New Federal Reserve rules will heavily impact the debit card business on Oct 1, when banks can no longer charge more than 21cents in basic fees, resulting in new bank rules that will take effect. Previously some merchants were paying up to 44cents in basic bank fees for a card swipe in addition to a percentage of the sale, taking a huge chunk out of small transactions for many merchants. The banking industry stands to lose billions a year with the tighter rules, and was successful getting to lower fee raised from a proposed 12cents to the higher approved 21cents. Some banks such as Wells Fargo will charge a new $3.00 a month fee to debit card users, however such fees could certainly increase or spread to other banks. Chase bank is also considering limiting debit card purchases to as little as just $50 a month per customer to cut their losses from the new rules.
Users can also expect all sort of rewards programs to end. Previously, banks would give debit card holders some cheap prizes they could qualify for, paid for by the huge fees they charge merchants for card swipes.
Debit cards have gotten out of control, becoming a major bank ripoff to many merchants paying huge fees for tiny purchases from consumers who really should use cash for such small purchases. Many merchants tired of the huge fees began to lobby for reforms. The Federal Reserve Board agreed that the debit card problem is well out of control,l and after much study and debate, opted for the new rules by a 4-1 vote in late June.

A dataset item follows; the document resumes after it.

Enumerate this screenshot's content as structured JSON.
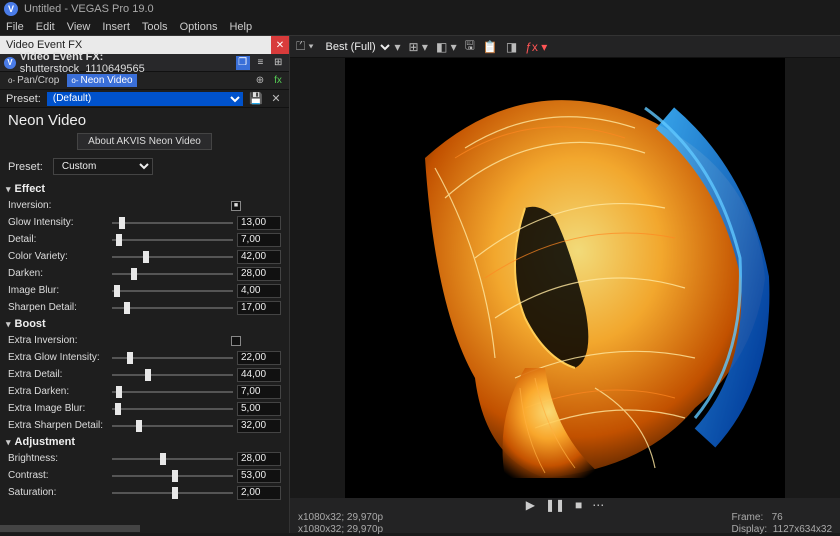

If some debit cards are only limited to $50-100 a month for purchases, and new fees are charged consumers to use debit cards, then users are going to have to decide if using cash or even credit cards isn't a better option for many purchases.